6:30 to 8:00 PM
NEW AMSTERDAM IN THE DUTCH ATLANTIC
A Dialogue About Trade and Entrepreneurship on the 17th Century
Dennis J. Maika
will exchange ideas and perceptions on such topics as the operation of both state-sponsored commercial monopolies and private entrepreneurship, the practical aspects of arranging trade, cooperation as well as competition between representatives of European empires, the impact of “sustained warfare” in the seventeenth century, and finally, the Dutch commercial legacy in both the Atlantic World and New York.
Followed by a Q&A
The Netherland Club of New York
3 West 51st Street
Admission $10; $15 at the door; Free for NAHC members
SPONSORED BY THE CONSULATE GENERAL OF THE KINGDOM OF THE NETHERLANDS
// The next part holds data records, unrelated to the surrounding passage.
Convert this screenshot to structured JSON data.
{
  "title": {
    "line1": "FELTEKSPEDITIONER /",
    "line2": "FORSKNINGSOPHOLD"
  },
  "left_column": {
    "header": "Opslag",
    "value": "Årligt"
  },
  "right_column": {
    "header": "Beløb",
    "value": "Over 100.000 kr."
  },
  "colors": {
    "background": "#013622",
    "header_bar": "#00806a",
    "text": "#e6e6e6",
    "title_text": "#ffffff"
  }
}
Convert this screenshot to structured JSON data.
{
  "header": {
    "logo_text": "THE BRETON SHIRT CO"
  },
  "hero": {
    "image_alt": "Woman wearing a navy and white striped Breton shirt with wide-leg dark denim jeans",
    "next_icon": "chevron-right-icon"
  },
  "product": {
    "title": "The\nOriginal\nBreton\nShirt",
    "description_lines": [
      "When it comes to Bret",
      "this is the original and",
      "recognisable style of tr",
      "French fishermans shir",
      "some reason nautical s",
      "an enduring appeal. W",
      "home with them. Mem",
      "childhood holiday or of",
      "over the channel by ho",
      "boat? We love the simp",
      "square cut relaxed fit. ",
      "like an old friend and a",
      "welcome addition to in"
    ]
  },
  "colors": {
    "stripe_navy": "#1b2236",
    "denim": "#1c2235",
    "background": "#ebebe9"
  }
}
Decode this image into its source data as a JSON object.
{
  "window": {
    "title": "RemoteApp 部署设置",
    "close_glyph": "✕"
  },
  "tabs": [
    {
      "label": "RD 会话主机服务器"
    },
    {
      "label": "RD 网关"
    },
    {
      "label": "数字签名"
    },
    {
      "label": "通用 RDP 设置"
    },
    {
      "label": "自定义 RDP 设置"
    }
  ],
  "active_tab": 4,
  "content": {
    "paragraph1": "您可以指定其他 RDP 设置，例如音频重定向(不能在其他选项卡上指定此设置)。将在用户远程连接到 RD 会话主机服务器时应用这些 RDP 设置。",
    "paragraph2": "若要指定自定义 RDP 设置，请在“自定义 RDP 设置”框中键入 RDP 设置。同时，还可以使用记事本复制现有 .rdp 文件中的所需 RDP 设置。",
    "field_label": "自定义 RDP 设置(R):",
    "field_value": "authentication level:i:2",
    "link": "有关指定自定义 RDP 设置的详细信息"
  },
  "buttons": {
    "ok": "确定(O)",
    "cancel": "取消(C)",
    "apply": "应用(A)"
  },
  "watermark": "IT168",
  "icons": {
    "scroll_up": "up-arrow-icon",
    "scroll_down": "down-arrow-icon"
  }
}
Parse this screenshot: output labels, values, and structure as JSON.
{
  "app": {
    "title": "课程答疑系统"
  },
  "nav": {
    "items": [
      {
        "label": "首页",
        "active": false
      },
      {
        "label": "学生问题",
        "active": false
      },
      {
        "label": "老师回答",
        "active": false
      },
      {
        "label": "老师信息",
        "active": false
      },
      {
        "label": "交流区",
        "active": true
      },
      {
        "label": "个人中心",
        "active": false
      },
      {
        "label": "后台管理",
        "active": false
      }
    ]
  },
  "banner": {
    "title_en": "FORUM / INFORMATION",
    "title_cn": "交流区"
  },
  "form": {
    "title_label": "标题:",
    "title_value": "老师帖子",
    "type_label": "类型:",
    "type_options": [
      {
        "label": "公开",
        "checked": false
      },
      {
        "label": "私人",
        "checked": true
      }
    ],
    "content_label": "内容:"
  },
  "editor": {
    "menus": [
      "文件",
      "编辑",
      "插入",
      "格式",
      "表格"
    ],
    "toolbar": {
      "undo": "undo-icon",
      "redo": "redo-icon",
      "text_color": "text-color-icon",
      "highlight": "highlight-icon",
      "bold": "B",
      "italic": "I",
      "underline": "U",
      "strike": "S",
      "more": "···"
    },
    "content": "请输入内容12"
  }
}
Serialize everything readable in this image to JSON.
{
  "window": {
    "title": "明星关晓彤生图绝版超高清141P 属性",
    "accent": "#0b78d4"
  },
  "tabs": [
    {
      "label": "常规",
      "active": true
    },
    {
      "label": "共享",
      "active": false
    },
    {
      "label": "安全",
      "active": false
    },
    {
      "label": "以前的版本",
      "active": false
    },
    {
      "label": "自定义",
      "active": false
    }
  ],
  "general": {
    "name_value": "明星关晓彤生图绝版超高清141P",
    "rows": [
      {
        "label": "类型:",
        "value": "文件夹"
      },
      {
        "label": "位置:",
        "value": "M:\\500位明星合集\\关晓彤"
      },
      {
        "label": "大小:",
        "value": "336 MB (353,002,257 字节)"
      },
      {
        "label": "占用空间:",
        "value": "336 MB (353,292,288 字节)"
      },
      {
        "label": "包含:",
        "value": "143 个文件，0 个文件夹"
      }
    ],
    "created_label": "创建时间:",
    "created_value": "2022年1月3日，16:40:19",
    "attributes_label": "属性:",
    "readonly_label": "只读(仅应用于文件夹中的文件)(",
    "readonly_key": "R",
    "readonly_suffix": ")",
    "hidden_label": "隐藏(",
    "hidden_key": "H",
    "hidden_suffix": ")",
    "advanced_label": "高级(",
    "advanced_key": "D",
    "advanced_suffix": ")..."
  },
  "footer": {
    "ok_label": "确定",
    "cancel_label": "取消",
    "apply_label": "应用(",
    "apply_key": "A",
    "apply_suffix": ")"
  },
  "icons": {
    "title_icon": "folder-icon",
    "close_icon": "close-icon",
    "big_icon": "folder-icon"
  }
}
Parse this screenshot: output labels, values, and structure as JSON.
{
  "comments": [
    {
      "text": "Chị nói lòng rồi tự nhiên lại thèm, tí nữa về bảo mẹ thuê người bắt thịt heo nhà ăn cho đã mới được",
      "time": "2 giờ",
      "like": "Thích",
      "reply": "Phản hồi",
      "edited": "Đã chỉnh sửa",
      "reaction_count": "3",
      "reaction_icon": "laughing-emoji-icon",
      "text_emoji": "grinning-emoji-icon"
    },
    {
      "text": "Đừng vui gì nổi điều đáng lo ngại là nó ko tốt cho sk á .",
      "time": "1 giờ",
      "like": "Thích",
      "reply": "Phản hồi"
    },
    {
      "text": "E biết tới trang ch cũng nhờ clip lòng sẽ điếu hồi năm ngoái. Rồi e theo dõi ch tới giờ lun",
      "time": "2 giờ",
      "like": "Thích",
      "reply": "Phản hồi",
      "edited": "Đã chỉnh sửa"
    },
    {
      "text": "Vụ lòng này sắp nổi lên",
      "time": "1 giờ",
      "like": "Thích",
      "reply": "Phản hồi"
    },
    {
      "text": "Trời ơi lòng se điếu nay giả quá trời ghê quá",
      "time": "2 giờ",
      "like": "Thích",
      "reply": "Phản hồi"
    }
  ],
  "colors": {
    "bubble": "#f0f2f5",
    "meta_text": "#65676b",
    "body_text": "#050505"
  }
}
This Project has received funding through a grant from the Netherland-America Foundation
RSVP to: firstname.lastname@example.org
Space is Limited
If you would like to support our programs or become a sponsor of one of our upcoming events, please email email@example.com or firstname.lastname@example.org, or visit us at: https://newamsterdamhistorycenter.org/support. Phone (212) 233-1960.
Wim Klooster received his Ph.D in history from the University of Leiden and was a Fellow KITLV (Royal Institute of Language and Anthropology), Leiden, the Netherlands. He is Professor of History at Clark University in Worcester, MA, and is known throughout Europe and the Americas as the foremost authority on the Dutch in the Atlantic world of the seventeenth century. His most recent book, published in 2016, is The Dutch Moment: War, Trade, and Settlement in the Seventeenth-Century Atlantic World.
Dennis J. Maika, Senior Historian and Education Director at the New Netherland Institute, received his Ph.D. in History from New York University and was awarded the Hendricks Manuscript Prize. He is a Fellow of the Holland Society of New York, the New Netherland Institute, and the New York Academy of History. As a historian of colonial New York, he has served as a consultant for local history and education projects and has written numerous articles and papers. He taught History and Psychology at the high-school and college levels for several decades.